(TASK OBJECTIVE):
Look through the listing below and report the lines that have the word "西田亮介" in them.
══════════════════════════════
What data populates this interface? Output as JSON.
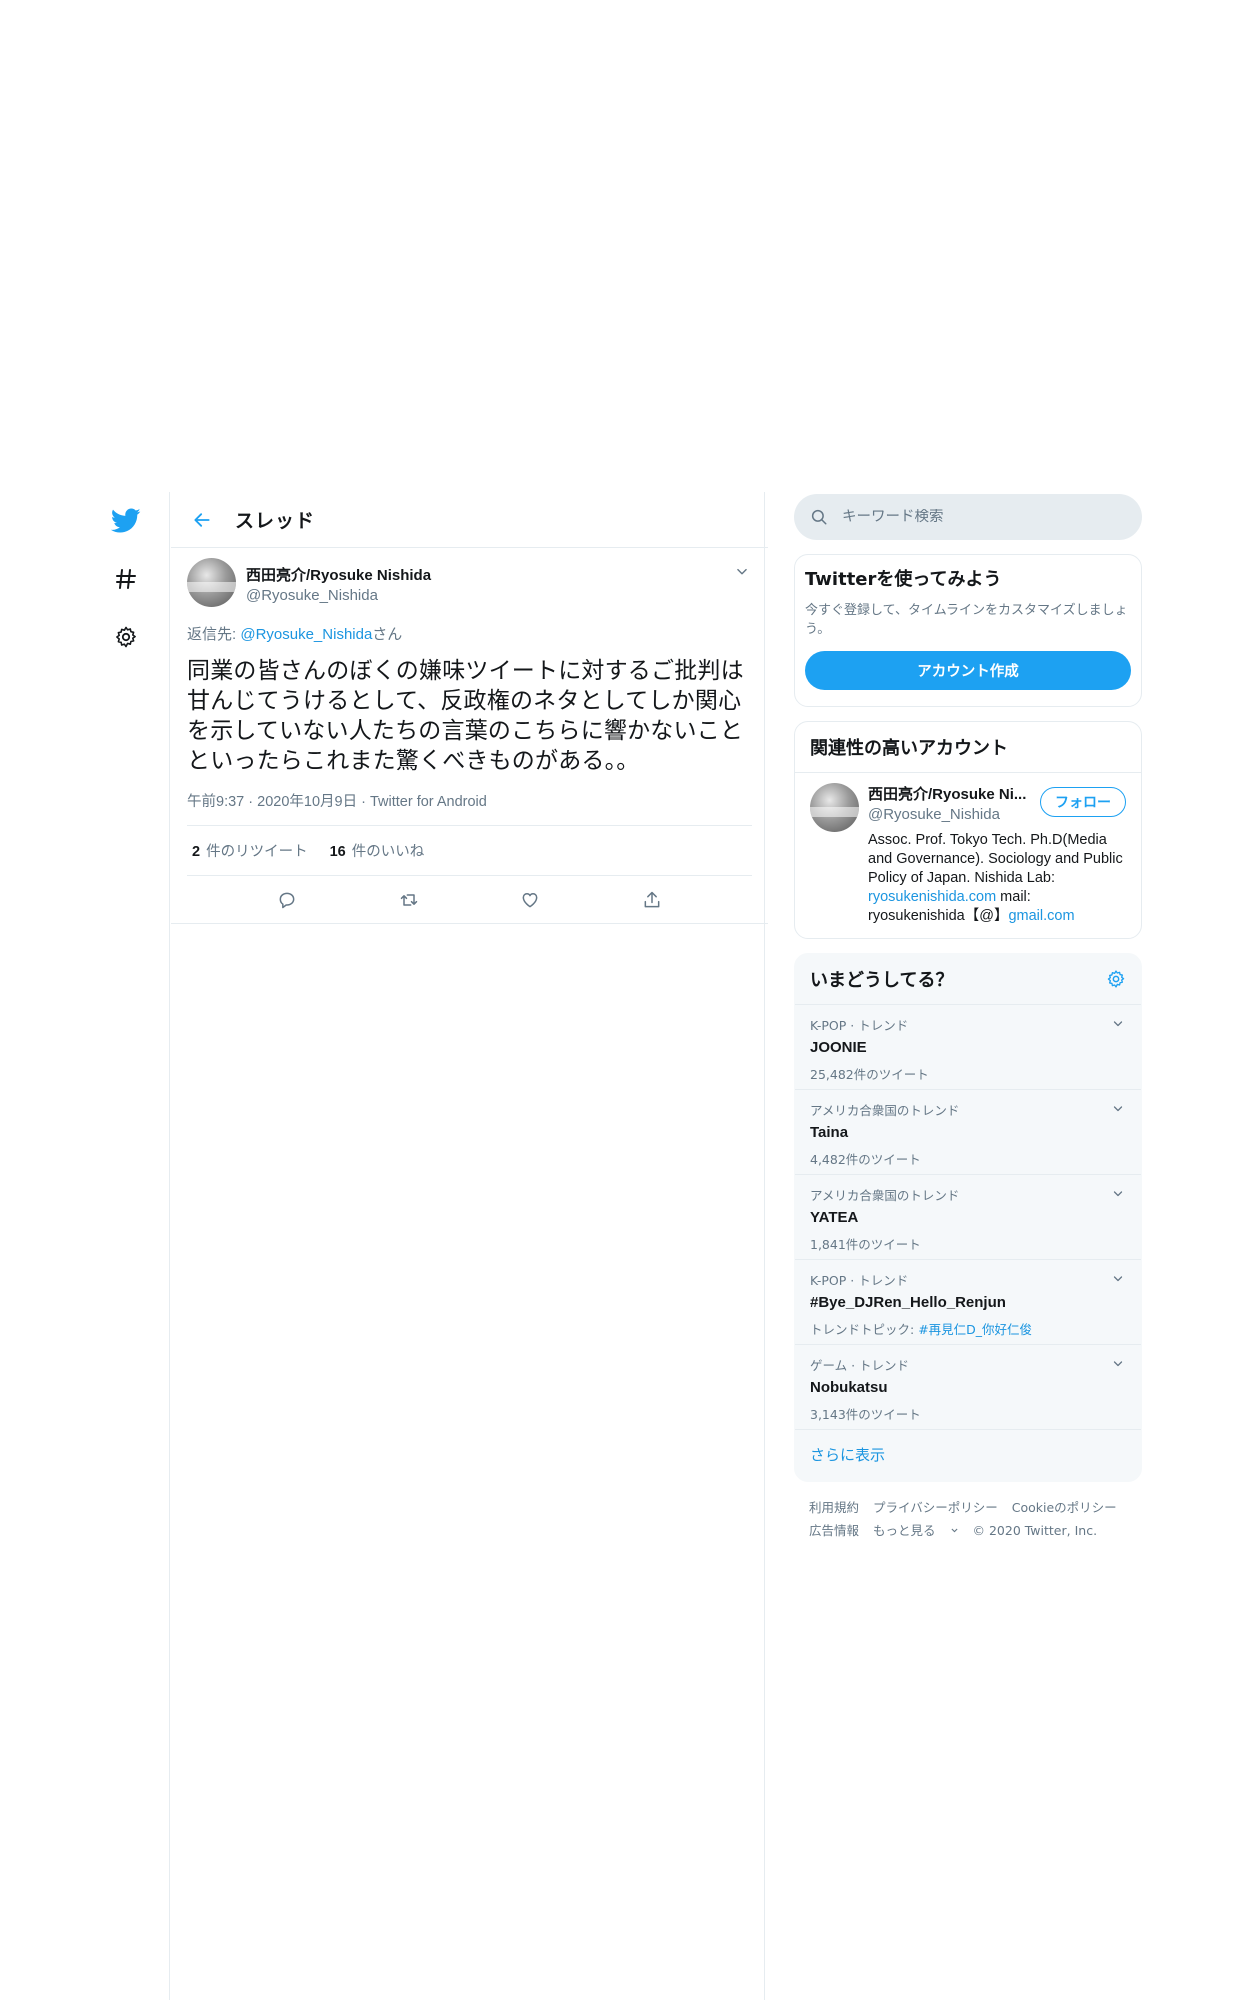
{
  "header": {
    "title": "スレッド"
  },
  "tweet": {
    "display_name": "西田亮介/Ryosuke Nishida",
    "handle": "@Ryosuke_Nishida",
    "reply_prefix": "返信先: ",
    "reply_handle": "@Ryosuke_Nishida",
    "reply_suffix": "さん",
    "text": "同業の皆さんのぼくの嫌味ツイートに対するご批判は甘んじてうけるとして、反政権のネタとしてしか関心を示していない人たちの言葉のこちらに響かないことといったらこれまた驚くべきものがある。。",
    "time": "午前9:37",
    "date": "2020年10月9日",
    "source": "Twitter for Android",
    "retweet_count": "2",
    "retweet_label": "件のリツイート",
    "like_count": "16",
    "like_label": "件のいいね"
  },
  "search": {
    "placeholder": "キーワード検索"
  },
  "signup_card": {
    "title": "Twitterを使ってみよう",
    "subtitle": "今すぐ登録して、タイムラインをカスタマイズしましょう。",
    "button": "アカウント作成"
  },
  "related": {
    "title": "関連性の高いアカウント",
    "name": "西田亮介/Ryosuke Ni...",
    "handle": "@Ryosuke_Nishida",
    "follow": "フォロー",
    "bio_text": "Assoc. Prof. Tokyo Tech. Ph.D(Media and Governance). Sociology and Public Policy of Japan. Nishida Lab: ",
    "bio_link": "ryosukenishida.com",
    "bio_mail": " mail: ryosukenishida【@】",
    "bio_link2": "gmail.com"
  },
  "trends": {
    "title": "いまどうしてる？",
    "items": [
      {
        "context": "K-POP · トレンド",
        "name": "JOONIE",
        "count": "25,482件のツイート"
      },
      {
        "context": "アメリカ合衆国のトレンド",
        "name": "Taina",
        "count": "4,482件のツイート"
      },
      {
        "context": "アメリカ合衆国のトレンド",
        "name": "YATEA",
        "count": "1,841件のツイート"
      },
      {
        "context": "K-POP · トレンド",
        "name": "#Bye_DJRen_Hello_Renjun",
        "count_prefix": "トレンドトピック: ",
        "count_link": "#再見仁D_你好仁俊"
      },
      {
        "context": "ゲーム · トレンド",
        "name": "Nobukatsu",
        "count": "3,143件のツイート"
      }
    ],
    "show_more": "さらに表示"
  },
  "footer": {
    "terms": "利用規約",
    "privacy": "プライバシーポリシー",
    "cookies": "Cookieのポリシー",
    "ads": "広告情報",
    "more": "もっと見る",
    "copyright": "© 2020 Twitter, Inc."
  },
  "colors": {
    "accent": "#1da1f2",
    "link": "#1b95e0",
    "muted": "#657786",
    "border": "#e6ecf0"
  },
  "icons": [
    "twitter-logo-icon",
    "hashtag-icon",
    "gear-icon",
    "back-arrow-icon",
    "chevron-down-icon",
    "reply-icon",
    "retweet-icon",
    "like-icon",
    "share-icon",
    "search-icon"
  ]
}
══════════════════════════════
(TASK SOLUTION):
    "display_name": "西田亮介/Ryosuke Nishida",
    "name": "西田亮介/Ryosuke Ni...",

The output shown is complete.